Perhaps not surprising that I was miserable. Or that at eight, I apparently threatened to kill myself with enough conviction to have everyone freaked out, whereupon I got sent to see a psychiatrist (very nice woman, M&S cardigan, got me to draw my anxieties like a pre-teen HR Giger). She measured my IQ, and apparently it was decided that the local school wasn't very challenging, and so I got put into a private school. Where I waited a couple of years, and then did the suicide-threat thing again. I don't remember either time. I don't even know if I meant it or not; kids are histrionic, and probably neither time warranted a headless-chicken response. The second time, the head of school called my mother in a panic and told her what had happened, to which her response was along the lines of, 'fuck's sake, not again, stop taking him seriously'. You can imagine how well that went over, despite being... well, accurate.
I got over it. I don't mean any of this as self-pitying, especially given the frankly astonishing amount of privilege involved. I'm just baffled that I don't remember it. It's strange to me that I can have a copy of an MRI scan of my brain in my desk drawer and have only a vague, abstract recollection of why. All the same, I spent my teens being anxious and depressed, and not really eating or sleeping, and sooner or later it was bound to get intolerable. Which it did, and at sixteen I spent what felt like six months in bed, unable to think anything, let alone do anything of use. Left school.
I got over that, and all the shit you pick up in adolescence, too. But it's only really after that, that I remember things.
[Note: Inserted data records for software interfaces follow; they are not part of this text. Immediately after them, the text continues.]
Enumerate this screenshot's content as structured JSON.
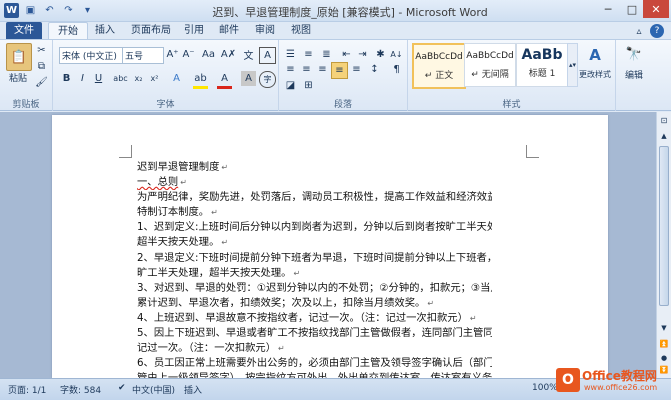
{
  "title": "迟到、早退管理制度_原始 [兼容模式] - Microsoft Word",
  "tabs": {
    "file": "文件",
    "home": "开始",
    "insert": "插入",
    "layout": "页面布局",
    "references": "引用",
    "mailings": "邮件",
    "review": "审阅",
    "view": "视图"
  },
  "ribbon": {
    "clipboard": {
      "paste": "粘贴",
      "label": "剪贴板"
    },
    "font": {
      "name": "宋体 (中文正)",
      "size": "五号",
      "label": "字体"
    },
    "paragraph": {
      "label": "段落"
    },
    "styles": {
      "label": "样式",
      "items": [
        {
          "preview": "AaBbCcDd",
          "name": "↵ 正文"
        },
        {
          "preview": "AaBbCcDd",
          "name": "↵ 无间隔"
        },
        {
          "preview": "AaBb",
          "name": "标题 1"
        }
      ],
      "change": "更改样式"
    },
    "editing": {
      "label": "编辑"
    }
  },
  "document": {
    "lines": [
      "迟到早退管理制度",
      "一、总则",
      "为严明纪律，奖励先进，处罚落后，调动员工积极性，提高工作效益和经济效益，",
      "特制订本制度。",
      "1、迟到定义:上班时间后分钟以内到岗者为迟到，分钟以后到岗者按旷工半天处理，",
      "超半天按天处理。",
      "2、早退定义:下班时间提前分钟下班者为早退，下班时间提前分钟以上下班者，按",
      "旷工半天处理，超半天按天处理。",
      "3、对迟到、早退的处罚：①迟到分钟以内的不处罚；②分钟的，扣款元；③当月",
      "累计迟到、早退次者，扣绩效奖；次及以上，扣除当月绩效奖。",
      "4、上班迟到、早退故意不按指纹者，记过一次。（注：记过一次扣款元）",
      "5、因上下班迟到、早退或者旷工不按指纹找部门主管做假者，连同部门主管同时",
      "记过一次。（注：一次扣款元）",
      "6、员工因正常上班需要外出公务的，必须由部门主管及领导签字确认后（部门主",
      "管由上一级领导签字），按完指纹方可外出，外出单交到传达室。传达室有义务提"
    ]
  },
  "status": {
    "page": "页面: 1/1",
    "words": "字数: 584",
    "lang": "中文(中国)",
    "insert": "插入",
    "zoom": "100%"
  },
  "watermark": {
    "text1": "Office教程网",
    "text2": "www.office26.com"
  }
}
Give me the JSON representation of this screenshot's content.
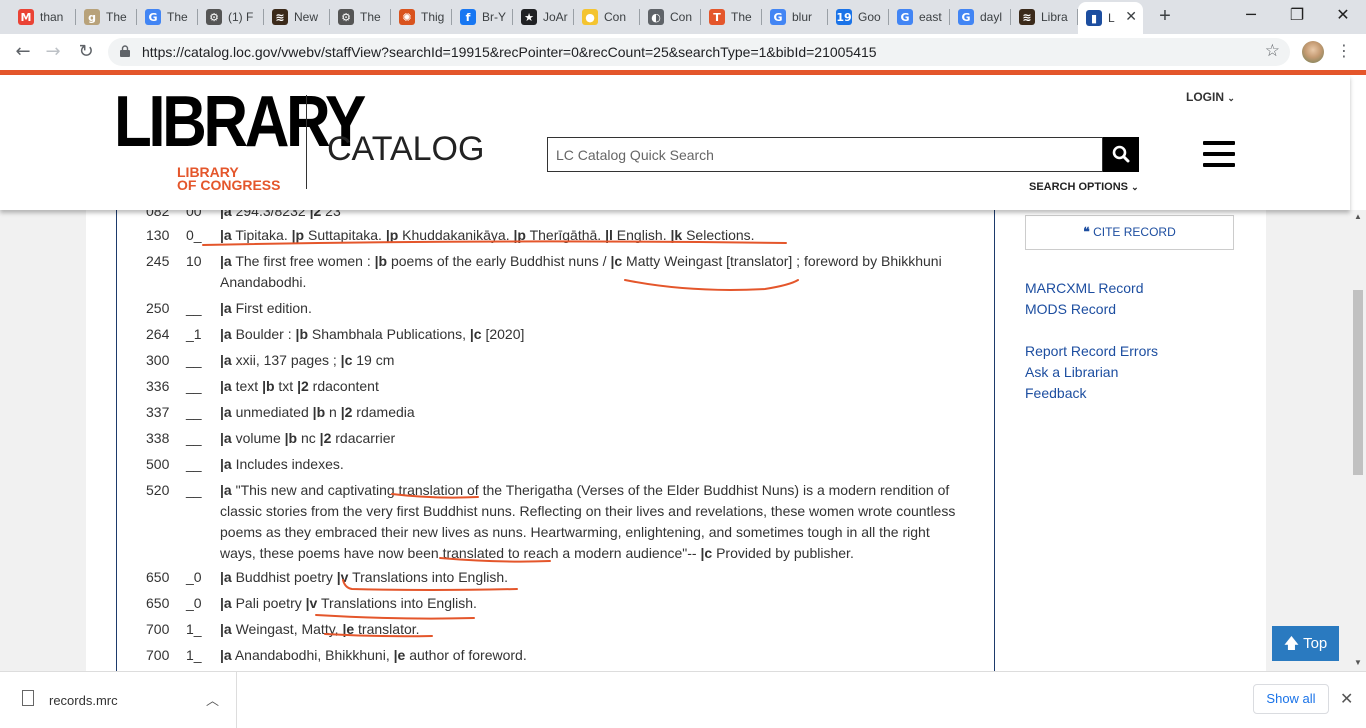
{
  "browser": {
    "tabs": [
      {
        "icon": "gmail-icon",
        "label": "than",
        "color": "#ea4335",
        "glyph": "M"
      },
      {
        "icon": "goodreads-icon",
        "label": "The",
        "color": "#b8a27a",
        "glyph": "g"
      },
      {
        "icon": "google-icon",
        "label": "The",
        "color": "#4285f4",
        "glyph": "G"
      },
      {
        "icon": "gear-icon",
        "label": "(1) F",
        "color": "#555555",
        "glyph": "⚙"
      },
      {
        "icon": "site-icon",
        "label": "New",
        "color": "#3b2a1a",
        "glyph": "≋"
      },
      {
        "icon": "gear-icon",
        "label": "The",
        "color": "#555555",
        "glyph": "⚙"
      },
      {
        "icon": "sun-icon",
        "label": "Thig",
        "color": "#d9531e",
        "glyph": "✺"
      },
      {
        "icon": "facebook-icon",
        "label": "Br-Y",
        "color": "#1877f2",
        "glyph": "f"
      },
      {
        "icon": "star-icon",
        "label": "JoAr",
        "color": "#202124",
        "glyph": "★"
      },
      {
        "icon": "coin-icon",
        "label": "Con",
        "color": "#f4c430",
        "glyph": "●"
      },
      {
        "icon": "globe-icon",
        "label": "Con",
        "color": "#5f6368",
        "glyph": "◐"
      },
      {
        "icon": "t-icon",
        "label": "The",
        "color": "#e4562b",
        "glyph": "T"
      },
      {
        "icon": "google-icon",
        "label": "blur",
        "color": "#4285f4",
        "glyph": "G"
      },
      {
        "icon": "calendar-icon",
        "label": "Goo",
        "color": "#1a73e8",
        "glyph": "19"
      },
      {
        "icon": "google-icon",
        "label": "east",
        "color": "#4285f4",
        "glyph": "G"
      },
      {
        "icon": "google-icon",
        "label": "dayl",
        "color": "#4285f4",
        "glyph": "G"
      },
      {
        "icon": "site-icon",
        "label": "Libra",
        "color": "#3b2a1a",
        "glyph": "≋"
      },
      {
        "icon": "loc-icon",
        "label": "L",
        "color": "#1d4ea0",
        "glyph": "▮"
      }
    ],
    "url": "https://catalog.loc.gov/vwebv/staffView?searchId=19915&recPointer=0&recCount=25&searchType=1&bibId=21005415"
  },
  "header": {
    "logo_main": "LIBRARY",
    "logo_sub1": "LIBRARY",
    "logo_sub2": "OF CONGRESS",
    "catalog": "CATALOG",
    "login": "LOGIN",
    "search_placeholder": "LC Catalog Quick Search",
    "search_options": "SEARCH OPTIONS"
  },
  "marc": [
    {
      "tag": "082",
      "ind": "00",
      "val": "|a 294.3/8232 |2 23"
    },
    {
      "tag": "130",
      "ind": "0_",
      "val": "|a Tipitaka. |p Suttapitaka. |p Khuddakanikāya. |p Therīgāthā. |l English. |k Selections."
    },
    {
      "tag": "245",
      "ind": "10",
      "val": "|a The first free women : |b poems of the early Buddhist nuns / |c Matty Weingast [translator] ; foreword by Bhikkhuni Anandabodhi."
    },
    {
      "tag": "250",
      "ind": "__",
      "val": "|a First edition."
    },
    {
      "tag": "264",
      "ind": "_1",
      "val": "|a Boulder : |b Shambhala Publications, |c [2020]"
    },
    {
      "tag": "300",
      "ind": "__",
      "val": "|a xxii, 137 pages ; |c 19 cm"
    },
    {
      "tag": "336",
      "ind": "__",
      "val": "|a text |b txt |2 rdacontent"
    },
    {
      "tag": "337",
      "ind": "__",
      "val": "|a unmediated |b n |2 rdamedia"
    },
    {
      "tag": "338",
      "ind": "__",
      "val": "|a volume |b nc |2 rdacarrier"
    },
    {
      "tag": "500",
      "ind": "__",
      "val": "|a Includes indexes."
    },
    {
      "tag": "520",
      "ind": "__",
      "val": "|a \"This new and captivating translation of the Therigatha (Verses of the Elder Buddhist Nuns) is a modern rendition of classic stories from the very first Buddhist nuns. Reflecting on their lives and revelations, these women wrote countless poems as they embraced their new lives as nuns. Heartwarming, enlightening, and sometimes tough in all the right ways, these poems have now been translated to reach a modern audience\"-- |c Provided by publisher."
    },
    {
      "tag": "650",
      "ind": "_0",
      "val": "|a Buddhist poetry |v Translations into English."
    },
    {
      "tag": "650",
      "ind": "_0",
      "val": "|a Pali poetry |v Translations into English."
    },
    {
      "tag": "700",
      "ind": "1_",
      "val": "|a Weingast, Matty, |e translator."
    },
    {
      "tag": "700",
      "ind": "1_",
      "val": "|a Anandabodhi, Bhikkhuni, |e author of foreword."
    }
  ],
  "sidebar": {
    "cite": "CITE RECORD",
    "links": [
      "MARCXML Record",
      "MODS Record",
      "Report Record Errors",
      "Ask a Librarian",
      "Feedback"
    ]
  },
  "top_button": "Top",
  "downloads": {
    "file": "records.mrc",
    "show_all": "Show all"
  }
}
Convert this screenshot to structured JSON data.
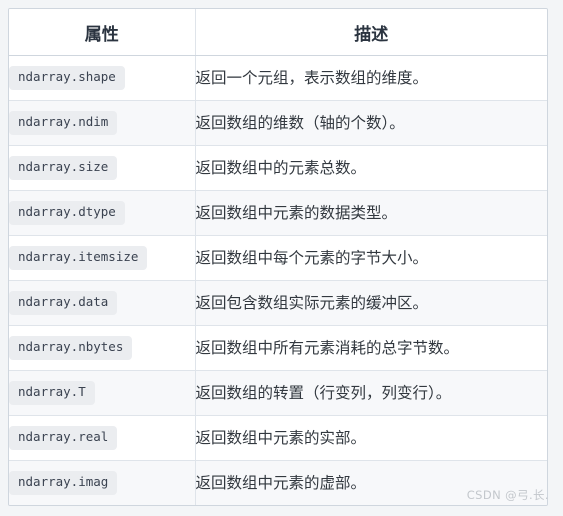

I ended up changing my name by deed poll. The old one wasn't doing me any favours. I was embarrassed by it. So I plucked a new one out of the aether, and started living it. It's a pretty common belief that a lie, repeated often enough, becomes the truth. The scientist in me rebels at that, raging in my head about empirical results and observed reality. But truth can be a subjective thing sometimes. I have scattered memories of my old self, human traces left behind, but they're tenuous and fleeting, and I don't go looking for them. Mostly that's out of fear that I'll turn over a rock and discover something nasty, something that I didn't want to remember. With huge gaps in recollection, I think that's a possibility, and I'd rather not know.
Mostly what I feel when I think back on myself, though, is pride. I'm impressed with the old Montag. I wasn't much enjoying life, so I built myself a better one, piece by piece. Maybe founded on things that weren't true, but time and belief have a tendency to solidify, and these days I don't look round when someone shouts my old name in the street. Maybe everyone does this. I know people reinvent themselves. So maybe everyone's sense of self, sense of their own history, is in part a mythology they've made for themselves. Their origin story. I spent most of my youth inside my own head. That's what I learned.